The feel of the variable steering system is generally good; it transitions from light in the confines of a city to heavier when you're on the highway. Like most modern steering setups, it could always do with a bit more directness, because it can feel a bit remote, although not overly so for a family car. The EMP2 platform upon which the 5008 is built offers a nice blend of comfort and sportiness, but despite the Sport button, the 5008 is anything but an athlete.
One can justifiably expect good levels of ride comfort and on-road refinement from a vehicle that costs in excess of R500 000 – and the 5008 ticks both boxes with ease. Despite its sporty 18-inch wheels and tyres, the 1.6T Allure's ride quality is generally pliant and the French firm's engineers have done well to insulate the cabin from external noises and mechanical vibrations and harshness. And, despite its lack of all-wheel drive, the French compact SUV/family car offers 236 mm of ground clearance, which will come in handy if you're expecting to traverse uneven gravel routes during jaunts to the countryside.
The Peugeot 5008 comes with 18-inch alloy wheels which not only look good, but give the car a refined ride quality.
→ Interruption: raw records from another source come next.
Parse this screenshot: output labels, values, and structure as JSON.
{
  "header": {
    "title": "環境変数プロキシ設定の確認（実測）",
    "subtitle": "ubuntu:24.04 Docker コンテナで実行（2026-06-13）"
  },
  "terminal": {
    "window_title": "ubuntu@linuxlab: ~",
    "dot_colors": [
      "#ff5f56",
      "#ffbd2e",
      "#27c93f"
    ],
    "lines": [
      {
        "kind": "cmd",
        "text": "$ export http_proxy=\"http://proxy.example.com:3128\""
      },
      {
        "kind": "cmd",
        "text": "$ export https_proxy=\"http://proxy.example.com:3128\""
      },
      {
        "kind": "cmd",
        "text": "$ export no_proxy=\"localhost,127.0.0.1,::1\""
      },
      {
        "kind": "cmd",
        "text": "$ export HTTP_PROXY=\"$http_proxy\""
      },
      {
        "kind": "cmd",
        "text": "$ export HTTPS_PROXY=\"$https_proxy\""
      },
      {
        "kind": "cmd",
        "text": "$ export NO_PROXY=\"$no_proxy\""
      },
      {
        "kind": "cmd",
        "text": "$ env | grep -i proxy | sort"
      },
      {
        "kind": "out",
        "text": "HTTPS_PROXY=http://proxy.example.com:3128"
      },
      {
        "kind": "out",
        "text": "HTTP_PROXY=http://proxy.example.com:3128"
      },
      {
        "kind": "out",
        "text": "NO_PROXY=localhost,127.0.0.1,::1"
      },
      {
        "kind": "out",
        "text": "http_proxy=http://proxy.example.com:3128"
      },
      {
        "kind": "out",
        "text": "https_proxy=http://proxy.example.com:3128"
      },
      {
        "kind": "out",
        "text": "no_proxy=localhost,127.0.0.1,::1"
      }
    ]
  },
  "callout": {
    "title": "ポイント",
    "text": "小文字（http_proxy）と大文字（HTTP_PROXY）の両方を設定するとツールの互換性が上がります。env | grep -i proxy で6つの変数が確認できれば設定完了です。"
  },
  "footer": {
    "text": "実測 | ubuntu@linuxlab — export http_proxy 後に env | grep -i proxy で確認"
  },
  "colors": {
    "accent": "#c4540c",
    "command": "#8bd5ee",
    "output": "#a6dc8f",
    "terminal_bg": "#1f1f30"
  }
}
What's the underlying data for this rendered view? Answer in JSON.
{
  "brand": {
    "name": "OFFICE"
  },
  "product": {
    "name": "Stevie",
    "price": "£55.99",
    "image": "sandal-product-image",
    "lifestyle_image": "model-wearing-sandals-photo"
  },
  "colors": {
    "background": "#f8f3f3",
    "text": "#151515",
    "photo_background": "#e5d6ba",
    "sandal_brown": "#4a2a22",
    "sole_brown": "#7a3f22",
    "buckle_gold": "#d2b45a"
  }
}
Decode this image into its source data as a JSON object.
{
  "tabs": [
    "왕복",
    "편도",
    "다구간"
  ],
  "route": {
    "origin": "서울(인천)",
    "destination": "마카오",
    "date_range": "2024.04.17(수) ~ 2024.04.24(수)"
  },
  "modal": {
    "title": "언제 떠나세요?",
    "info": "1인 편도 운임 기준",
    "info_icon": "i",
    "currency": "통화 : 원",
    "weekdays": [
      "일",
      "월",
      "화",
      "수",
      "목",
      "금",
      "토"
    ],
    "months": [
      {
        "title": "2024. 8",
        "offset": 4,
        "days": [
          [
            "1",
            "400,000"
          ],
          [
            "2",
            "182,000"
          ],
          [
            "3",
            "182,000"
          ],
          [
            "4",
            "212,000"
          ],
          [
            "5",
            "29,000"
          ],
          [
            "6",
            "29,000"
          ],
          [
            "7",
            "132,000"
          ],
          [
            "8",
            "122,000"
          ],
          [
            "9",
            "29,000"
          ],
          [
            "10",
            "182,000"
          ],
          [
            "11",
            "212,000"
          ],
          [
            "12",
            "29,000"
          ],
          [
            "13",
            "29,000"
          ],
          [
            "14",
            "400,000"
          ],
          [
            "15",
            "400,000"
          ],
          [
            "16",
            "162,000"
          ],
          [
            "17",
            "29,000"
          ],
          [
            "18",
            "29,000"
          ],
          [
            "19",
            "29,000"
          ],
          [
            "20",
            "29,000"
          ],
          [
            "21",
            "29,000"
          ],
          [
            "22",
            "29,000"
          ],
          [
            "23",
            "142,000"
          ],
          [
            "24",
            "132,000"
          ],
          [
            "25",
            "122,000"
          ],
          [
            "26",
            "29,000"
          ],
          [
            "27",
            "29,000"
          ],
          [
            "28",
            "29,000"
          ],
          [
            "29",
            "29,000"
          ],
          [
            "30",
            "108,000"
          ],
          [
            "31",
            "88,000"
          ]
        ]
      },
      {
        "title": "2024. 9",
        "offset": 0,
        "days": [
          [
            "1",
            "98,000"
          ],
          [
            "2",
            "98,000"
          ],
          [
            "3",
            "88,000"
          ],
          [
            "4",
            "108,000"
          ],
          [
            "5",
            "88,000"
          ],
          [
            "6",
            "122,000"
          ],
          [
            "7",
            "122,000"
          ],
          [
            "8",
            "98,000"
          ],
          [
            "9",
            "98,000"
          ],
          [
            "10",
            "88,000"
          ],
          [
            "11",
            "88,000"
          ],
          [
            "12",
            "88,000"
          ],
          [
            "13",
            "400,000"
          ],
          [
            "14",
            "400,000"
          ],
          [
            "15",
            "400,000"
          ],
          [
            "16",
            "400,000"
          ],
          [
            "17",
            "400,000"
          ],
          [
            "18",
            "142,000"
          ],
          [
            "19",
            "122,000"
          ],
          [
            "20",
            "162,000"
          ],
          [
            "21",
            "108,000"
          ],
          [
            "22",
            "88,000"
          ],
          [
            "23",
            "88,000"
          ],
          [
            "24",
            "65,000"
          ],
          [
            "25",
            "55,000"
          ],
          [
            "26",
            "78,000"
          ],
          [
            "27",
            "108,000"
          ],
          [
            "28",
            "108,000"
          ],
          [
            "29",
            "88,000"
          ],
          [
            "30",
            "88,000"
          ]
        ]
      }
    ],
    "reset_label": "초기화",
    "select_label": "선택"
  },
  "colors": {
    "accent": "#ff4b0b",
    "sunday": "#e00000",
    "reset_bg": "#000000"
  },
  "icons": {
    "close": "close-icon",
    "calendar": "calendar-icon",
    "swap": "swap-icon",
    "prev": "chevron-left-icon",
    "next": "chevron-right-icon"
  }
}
Pricing and warranty
The asking price for the Peugeot 5008 1.6T Allure is R534 900 and all derivatives in the range are sold with what the brand calls Peugeot Pride, which combines a 5-year/100 000 km comprehensive warranty, a 5-year/100 000 km comprehensive service plan and roadside assistance, access to a 24-hour customer-care contact centre, a licence renewal reminder, as well as service plan and warranty expiry notifications.
Much like its shorter/smaller 3008 sibling, the 5008 represents another big step forward for Peugeot. Not only does it offer high levels of fit and finish, a good standard specification and excellent practicality, but its ride quality and driving experience are on par with the Volkswagen Tiguan Allspace, which is its most natural rival. There seems some truth to the claims that Peugeot is trying to market itself as "The French Volkswagen". However, the big question we've found ourselves asking is this: "Does the family-car segment need 7-seater models?" What does the 5008 offer buyers over and above the 3008? The answer is: "Not much." We don't feel there's enough differentiation between the models...
Should you buy one? Look, if you need a brand new 7-seater at all cost, then the 5008 should be on your shortlist. The 1.6T Allure may be the entry-level derivative, but it lacks little in the way of standard features. For those who want a bit more, there's the GT Line that comes with visual add-ons and luxuries such as massaging seats. There's also the aforementioned diesel engine, which we think would make for a better all-round experience. The big issue for us is Peugeot's reputation. Recent PSA-group products have been of good quality and nice to drive (in general), but the real test will be if the renewed vigour in the halls of Peugeot South Africa will translate into improved customer service.
If you absolutely need 7 seats then the Peugeot 5008 is worth considering, but for most family-car buyers, the excellent 3008 is more car than they'll ever need.